This is, at least superficially, quite different from Mark Linsenmayer's claim that:
we live in a culture where “conservative” means “go out and get a job and be useful, and screw all this knowledge for knowledge’s sake and art for art’s sake!” Philosophy is by definition in opposition to that.The implication here is less clear, but one way to read it would be as a rejection of instrumentalist thinking. Philosophy is opposed (or even is opposition) to the idea that the good is the useful, that there is no such thing as intrinsic value, as in art for art's sake.
Smith approaches Linsenmayer's position though:
Scholarship in the history of philosophy must not aim to contribute to the resolution of problems on the current philosophical agenda. What it must do instead is reveal the variety of problems that have in different times and places been deemed philosophical, thereby providing a broader context within which current philosophers can understand the contingency, and future transformability, of their own problems. In this way, historians of philosophy contribute to the vitality of current philosophy, but on their own terms, and not on the terms dictated by their non-historian colleagues.He rejects one kind of call for relevance, the demand from philosophers that work in the history of philosophy have a payoff, but seems to offer a different kind of relevance instead. The history of philosophy, as he sees it, ought to provide something for current philosophers, although what it provides them is a context, not the kind of thing that they actually want.

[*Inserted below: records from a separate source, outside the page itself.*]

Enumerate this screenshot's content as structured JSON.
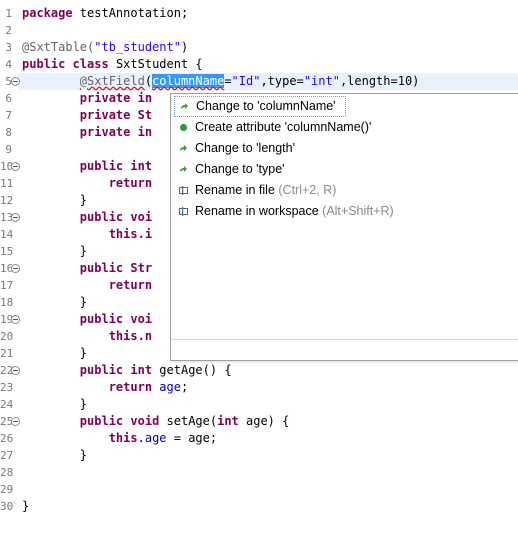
{
  "editor": {
    "line_numbers": [
      "1",
      "2",
      "3",
      "4",
      "5",
      "6",
      "7",
      "8",
      "9",
      "10",
      "11",
      "12",
      "13",
      "14",
      "15",
      "16",
      "17",
      "18",
      "19",
      "20",
      "21",
      "22",
      "23",
      "24",
      "25",
      "26",
      "27",
      "28",
      "29",
      "30"
    ],
    "fold_markers": [
      "10",
      "13",
      "16",
      "19",
      "22",
      "25"
    ],
    "lines": {
      "l1_kw": "package",
      "l1_rest": " testAnnotation;",
      "l3_anno": "@SxtTable(",
      "l3_str": "\"tb_student\"",
      "l3_end": ")",
      "l4_kw1": "public",
      "l4_kw2": "class",
      "l4_rest": " SxtStudent {",
      "l5_anno": "@SxtField",
      "l5_paren": "(",
      "l5_sel": "columnName",
      "l5_eq": "=",
      "l5_str1": "\"Id\"",
      "l5_mid": ",type=",
      "l5_str2": "\"int\"",
      "l5_end": ",length=10)",
      "l6": "private in",
      "l7": "private St",
      "l8": "private in",
      "l10": "public int",
      "l11": "return",
      "l12": "}",
      "l13": "public voi",
      "l14": "this.i",
      "l15": "}",
      "l16": "public Str",
      "l17": "return",
      "l18": "}",
      "l19": "public voi",
      "l20": "this.n",
      "l21": "}",
      "l22_kw1": "public",
      "l22_kw2": "int",
      "l22_rest": " getAge() {",
      "l23_kw": "return",
      "l23_fld": "age",
      "l23_end": ";",
      "l24": "}",
      "l25_kw1": "public",
      "l25_kw2": "void",
      "l25_mid": " setAge(",
      "l25_kw3": "int",
      "l25_end": " age) {",
      "l26_kw": "this",
      "l26_dot": ".",
      "l26_fld": "age",
      "l26_end": " = age;",
      "l27": "}",
      "l30": "}"
    }
  },
  "quickfix": {
    "items": [
      {
        "label": "Change to 'columnName'",
        "icon": "change-arrow-icon"
      },
      {
        "label": "Create attribute 'columnName()'",
        "icon": "green-dot-icon"
      },
      {
        "label": "Change to 'length'",
        "icon": "change-arrow-icon"
      },
      {
        "label": "Change to 'type'",
        "icon": "change-arrow-icon"
      },
      {
        "label": "Rename in file",
        "shortcut": "(Ctrl+2, R)",
        "icon": "rename-icon"
      },
      {
        "label": "Rename in workspace",
        "shortcut": "(Alt+Shift+R)",
        "icon": "rename-icon"
      }
    ]
  },
  "colors": {
    "keyword": "#7f0055",
    "string": "#2a00ff",
    "field": "#0000c0",
    "annotation": "#646464",
    "selection": "#3399ff",
    "current_line": "#e8f2fe"
  }
}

Smith clearly cares about other things too, such as respect for the dead and the possibility that our current thinking might in some ways be too narrow. And these things seem to be part of the point of providing a broader context. So he isn't really thinking instrumentally here, at least not in a crude way. What I'm tempted to say he wants to offer is a (broadened and respectful) sense of possibilities. Which I think you might call informed wonder.
Linsenmayer's association (not identification) of philosophy with knowledge for knowledge's sake and art for art's sake is actually quite similar to this. Very roughly speaking, the art part might provide the wonder while the knowledge part provides the being informed. Although talk of aspects might be better than parts here.

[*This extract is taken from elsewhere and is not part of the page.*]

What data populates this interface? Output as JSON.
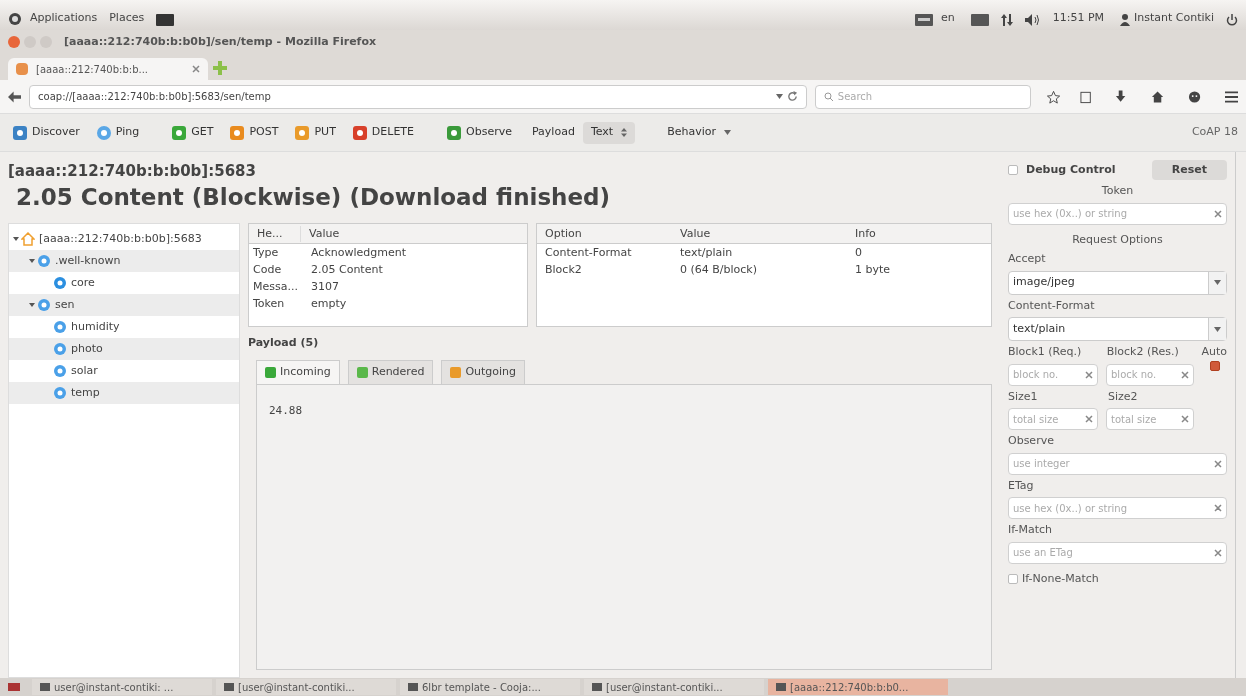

What both Smith and Linsenmayer oppose is something that it would be nice to be able to call utilitarianism, a narrow- or closed-minded "practical" approach to life. I suppose philosophy is opposed to this in spirit, but it doesn't stop actual philosophers wanting philosophers to provide not understanding of the dead or of possibilities, but answers to questions, solutions to problems, or at least something neat to entertain them. Bread and circuses.
I'm also tempted to see this as a problem that belongs to mainstream philosophers who therefore fail to appreciate the good work of others ("What do you mean you don't see the value of my musings on some obscure remarks of Wittgenstein's?"), but actually it's probably just human nature. I like having questions answered and to be entertained too.

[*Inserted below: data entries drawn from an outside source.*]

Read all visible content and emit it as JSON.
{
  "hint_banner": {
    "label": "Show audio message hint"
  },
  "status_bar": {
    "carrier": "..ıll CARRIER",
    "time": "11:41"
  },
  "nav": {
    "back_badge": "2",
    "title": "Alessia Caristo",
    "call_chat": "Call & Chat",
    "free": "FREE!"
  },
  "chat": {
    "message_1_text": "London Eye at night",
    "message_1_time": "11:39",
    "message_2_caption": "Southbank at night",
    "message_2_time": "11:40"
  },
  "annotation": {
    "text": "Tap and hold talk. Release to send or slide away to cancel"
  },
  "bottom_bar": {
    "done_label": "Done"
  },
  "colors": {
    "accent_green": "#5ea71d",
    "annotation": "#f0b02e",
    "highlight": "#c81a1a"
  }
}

Whether this idea of philosophy as being about wonder is anti-conservative I don't know. It is in one obvious way anti-conventional, but there needn't be anything political about that. Or rather: it is political, but not necessarily aligned with any particular part of the political spectrum. A philosopher is a member of no thought community. Including the thought community of philosophers.